As the weather gets warmer and brighter, you and your loved one should of course use your best judgement when it comes to being outdoors, always taking into consideration their mobility and other health concerns. While the benefits and positive effects being outside will have on your loved one, you will also enjoy the benefits as well.
We all know that exercise is great for our muscles, our bones, joints, how we look, and how we feel. However, what about exercise for better brain health? It’s true. You may not believe it but the stakes of not exercising are higher than you might have thought.
Most folks don’t get enough exercise, and we have a plethora of excuses. Too tired, no time, too expensive, no motivation, and sadly, 25% of us say we are simply okay with being sedentary.

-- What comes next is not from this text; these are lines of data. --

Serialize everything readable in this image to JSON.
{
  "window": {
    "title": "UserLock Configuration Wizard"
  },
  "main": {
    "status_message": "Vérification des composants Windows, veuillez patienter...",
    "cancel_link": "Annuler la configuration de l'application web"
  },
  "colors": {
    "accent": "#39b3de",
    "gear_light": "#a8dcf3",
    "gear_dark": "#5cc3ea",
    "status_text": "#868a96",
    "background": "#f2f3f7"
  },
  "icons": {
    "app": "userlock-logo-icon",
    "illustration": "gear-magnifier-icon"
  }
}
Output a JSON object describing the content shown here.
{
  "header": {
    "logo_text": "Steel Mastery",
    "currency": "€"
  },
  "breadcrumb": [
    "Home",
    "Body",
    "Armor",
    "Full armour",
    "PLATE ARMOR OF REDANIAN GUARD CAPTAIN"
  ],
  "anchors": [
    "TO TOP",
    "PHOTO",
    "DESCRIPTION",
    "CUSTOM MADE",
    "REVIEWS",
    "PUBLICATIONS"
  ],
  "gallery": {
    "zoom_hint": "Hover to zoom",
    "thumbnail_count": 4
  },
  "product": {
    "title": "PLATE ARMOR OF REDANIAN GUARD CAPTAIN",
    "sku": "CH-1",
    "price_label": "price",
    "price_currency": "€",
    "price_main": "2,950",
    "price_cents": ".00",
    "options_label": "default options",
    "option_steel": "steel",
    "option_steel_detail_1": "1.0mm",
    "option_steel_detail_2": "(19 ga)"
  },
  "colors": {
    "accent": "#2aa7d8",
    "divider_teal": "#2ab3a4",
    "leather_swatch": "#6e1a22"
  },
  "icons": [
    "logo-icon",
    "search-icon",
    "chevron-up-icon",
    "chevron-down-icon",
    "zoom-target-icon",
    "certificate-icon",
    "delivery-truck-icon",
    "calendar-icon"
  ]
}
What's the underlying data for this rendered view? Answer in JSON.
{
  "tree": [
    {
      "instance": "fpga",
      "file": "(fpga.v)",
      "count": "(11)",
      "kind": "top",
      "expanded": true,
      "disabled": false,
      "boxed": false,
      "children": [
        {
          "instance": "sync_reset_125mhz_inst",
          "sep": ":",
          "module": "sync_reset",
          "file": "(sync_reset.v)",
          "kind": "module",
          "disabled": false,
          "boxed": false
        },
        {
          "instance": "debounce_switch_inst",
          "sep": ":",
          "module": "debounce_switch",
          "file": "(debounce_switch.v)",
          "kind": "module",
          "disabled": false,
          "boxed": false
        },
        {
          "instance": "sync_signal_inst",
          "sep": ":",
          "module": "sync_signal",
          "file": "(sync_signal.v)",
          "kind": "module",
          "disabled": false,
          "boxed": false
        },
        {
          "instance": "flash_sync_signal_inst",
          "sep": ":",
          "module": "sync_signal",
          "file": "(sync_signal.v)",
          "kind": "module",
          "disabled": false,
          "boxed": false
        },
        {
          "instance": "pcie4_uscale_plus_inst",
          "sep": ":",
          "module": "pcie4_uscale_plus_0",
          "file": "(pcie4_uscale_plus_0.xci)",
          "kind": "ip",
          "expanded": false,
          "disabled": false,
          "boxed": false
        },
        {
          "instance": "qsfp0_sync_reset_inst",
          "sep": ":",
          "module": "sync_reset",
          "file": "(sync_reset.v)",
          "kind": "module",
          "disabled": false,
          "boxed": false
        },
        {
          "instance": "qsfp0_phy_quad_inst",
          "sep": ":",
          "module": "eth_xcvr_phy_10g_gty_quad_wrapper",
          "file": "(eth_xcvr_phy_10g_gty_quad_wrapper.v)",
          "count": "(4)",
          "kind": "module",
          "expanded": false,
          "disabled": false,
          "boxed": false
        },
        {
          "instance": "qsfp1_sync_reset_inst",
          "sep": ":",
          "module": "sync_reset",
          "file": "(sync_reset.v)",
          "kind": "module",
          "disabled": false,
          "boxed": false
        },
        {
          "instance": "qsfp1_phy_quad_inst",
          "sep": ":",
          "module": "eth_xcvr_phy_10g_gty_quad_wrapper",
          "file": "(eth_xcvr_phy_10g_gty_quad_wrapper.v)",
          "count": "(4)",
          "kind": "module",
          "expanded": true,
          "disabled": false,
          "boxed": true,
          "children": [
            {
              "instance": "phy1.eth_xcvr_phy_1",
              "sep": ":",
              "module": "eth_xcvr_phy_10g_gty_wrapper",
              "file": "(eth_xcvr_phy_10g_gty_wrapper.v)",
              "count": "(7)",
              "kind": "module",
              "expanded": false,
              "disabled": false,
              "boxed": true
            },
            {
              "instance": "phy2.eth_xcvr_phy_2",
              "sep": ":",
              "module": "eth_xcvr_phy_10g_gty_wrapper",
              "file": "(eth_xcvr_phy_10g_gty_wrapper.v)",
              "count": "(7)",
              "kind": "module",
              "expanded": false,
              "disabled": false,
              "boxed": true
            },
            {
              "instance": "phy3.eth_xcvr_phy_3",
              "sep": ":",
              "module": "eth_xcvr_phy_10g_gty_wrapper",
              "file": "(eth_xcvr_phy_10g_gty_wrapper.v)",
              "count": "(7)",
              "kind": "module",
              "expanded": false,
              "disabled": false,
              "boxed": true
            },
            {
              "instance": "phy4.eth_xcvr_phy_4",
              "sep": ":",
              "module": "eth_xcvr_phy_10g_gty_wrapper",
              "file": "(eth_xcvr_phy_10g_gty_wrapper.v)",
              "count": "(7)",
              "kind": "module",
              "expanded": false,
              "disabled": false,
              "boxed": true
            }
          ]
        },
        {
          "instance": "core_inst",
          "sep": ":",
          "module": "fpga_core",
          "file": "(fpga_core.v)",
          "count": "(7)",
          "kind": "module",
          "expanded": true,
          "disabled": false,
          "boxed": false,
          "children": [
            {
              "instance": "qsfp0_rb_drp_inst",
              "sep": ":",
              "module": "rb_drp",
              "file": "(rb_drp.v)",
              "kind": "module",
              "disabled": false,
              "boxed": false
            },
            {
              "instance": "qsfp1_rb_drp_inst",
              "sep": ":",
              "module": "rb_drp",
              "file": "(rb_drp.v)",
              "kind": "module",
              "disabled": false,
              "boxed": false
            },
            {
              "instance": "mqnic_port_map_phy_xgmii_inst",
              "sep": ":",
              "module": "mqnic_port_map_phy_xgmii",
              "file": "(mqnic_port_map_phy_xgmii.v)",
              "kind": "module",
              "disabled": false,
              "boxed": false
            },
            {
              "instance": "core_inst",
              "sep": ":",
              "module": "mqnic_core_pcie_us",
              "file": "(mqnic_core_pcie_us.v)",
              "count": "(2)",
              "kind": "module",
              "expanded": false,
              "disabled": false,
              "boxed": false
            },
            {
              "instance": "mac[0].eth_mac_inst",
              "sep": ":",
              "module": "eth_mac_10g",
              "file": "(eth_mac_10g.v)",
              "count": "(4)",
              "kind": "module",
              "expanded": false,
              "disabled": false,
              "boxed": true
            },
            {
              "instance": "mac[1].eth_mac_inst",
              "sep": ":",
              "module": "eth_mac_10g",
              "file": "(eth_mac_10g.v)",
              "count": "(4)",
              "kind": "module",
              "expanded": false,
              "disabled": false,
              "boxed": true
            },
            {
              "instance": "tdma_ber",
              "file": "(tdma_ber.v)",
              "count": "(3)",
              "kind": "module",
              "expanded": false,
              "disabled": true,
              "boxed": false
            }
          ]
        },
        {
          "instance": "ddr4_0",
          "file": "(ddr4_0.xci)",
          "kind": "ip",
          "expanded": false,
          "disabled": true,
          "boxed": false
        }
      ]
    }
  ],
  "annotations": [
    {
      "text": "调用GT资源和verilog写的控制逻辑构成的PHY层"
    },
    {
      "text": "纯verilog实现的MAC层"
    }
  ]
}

Does this sound familiar? If so, you’re far from alone. Most of us, age 40-plus, are not logging the recommended 2.5 hours per week of moderate to vigorous physical activity that’s good for us, and importantly, our brains. Staying active is key to maintaining our brain health. Getting regular exercise can even change our brain structure and improve its functioning.
Interestingly, a thirty-minute cardio session pumps extra blood to your brain, to deliver the oxygen and nutrients it needs to perform at its best ability. Cardio will also flood the parts of the brain with chemicals, including serotonin, the famed mood booster; dopamine, which affects learning and attention; and norepinephrine, which influences attention, perception, motivation, and arousal. This exercise-induced chemical cocktail has a powerful impact. “By elevating neurotransmitters in the brain, it helps us focus, feel better, and release tension,” says, John Ratey, Ph.D., a clinical associate professor of psychiatry at Harvard Medical School.
New research has found that this kind of exercise may even cause permanent structural changes to the brain itself. People who participate in purposeful exercise show beneficial changes in brain structure and function. People who lead a physically active lifestyle have a lower risk of cognitive decline.
By exercising regularly, all that rushing of blood and hormones primes your brain to grow. In one study, researchers scanned the brains of people who exercised for one hour per day, three days a week, for a duration of six months. They discovered an increase in the size of the hippocampus, the part of the brain that controls memory and learning. Working out literally bulked up the study participants’ brains, allowing them to perform better at tasks that require concentration and recall.
As we age, maintaining and improving our brain health can help us stay in our own homes longer. Having the ability to stay independent longer also helps maintain a sense of self-worth. The best part? You can begin an exercise program today. There’s no real reason to wait!